Task to carry out: In the data below, count every line that holds the string "title" and reply with the number alone.

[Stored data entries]
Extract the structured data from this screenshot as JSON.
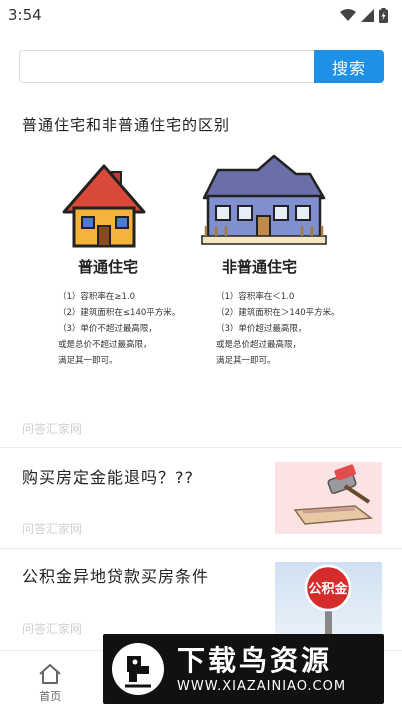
{
  "status": {
    "time": "3:54"
  },
  "search": {
    "placeholder": "",
    "value": "",
    "button_label": "搜索"
  },
  "feature": {
    "title": "普通住宅和非普通住宅的区别",
    "source": "问答汇家网",
    "left_card": {
      "heading": "普通住宅",
      "lines": [
        "（1）容积率在≥1.0",
        "（2）建筑面积在≤140平方米。",
        "（3）单价不超过最高限，",
        "或是总价不超过最高限，",
        "满足其一即可。"
      ]
    },
    "right_card": {
      "heading": "非普通住宅",
      "lines": [
        "（1）容积率在＜1.0",
        "（2）建筑面积在＞140平方米。",
        "（3）单价超过最高限，",
        "或是总价超过最高限，",
        "满足其一即可。"
      ]
    }
  },
  "news": [
    {
      "title": "购买房定金能退吗？??",
      "source": "问答汇家网",
      "thumb_icon": "gavel-money-icon"
    },
    {
      "title": "公积金异地贷款买房条件",
      "source": "问答汇家网",
      "thumb_icon": "housing-fund-sign-icon",
      "thumb_label": "公积金"
    }
  ],
  "tabs": [
    {
      "label": "首页",
      "icon": "home-icon"
    },
    {
      "label": "",
      "icon": "category-icon"
    },
    {
      "label": "",
      "icon": "message-icon"
    },
    {
      "label": "",
      "icon": "profile-icon"
    }
  ],
  "watermark": {
    "title": "下载鸟资源",
    "url": "WWW.XIAZAINIAO.COM"
  },
  "colors": {
    "accent": "#1e90e6",
    "text": "#222222",
    "muted": "#d0d0d0",
    "divider": "#ececec"
  }
}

Task answer: 4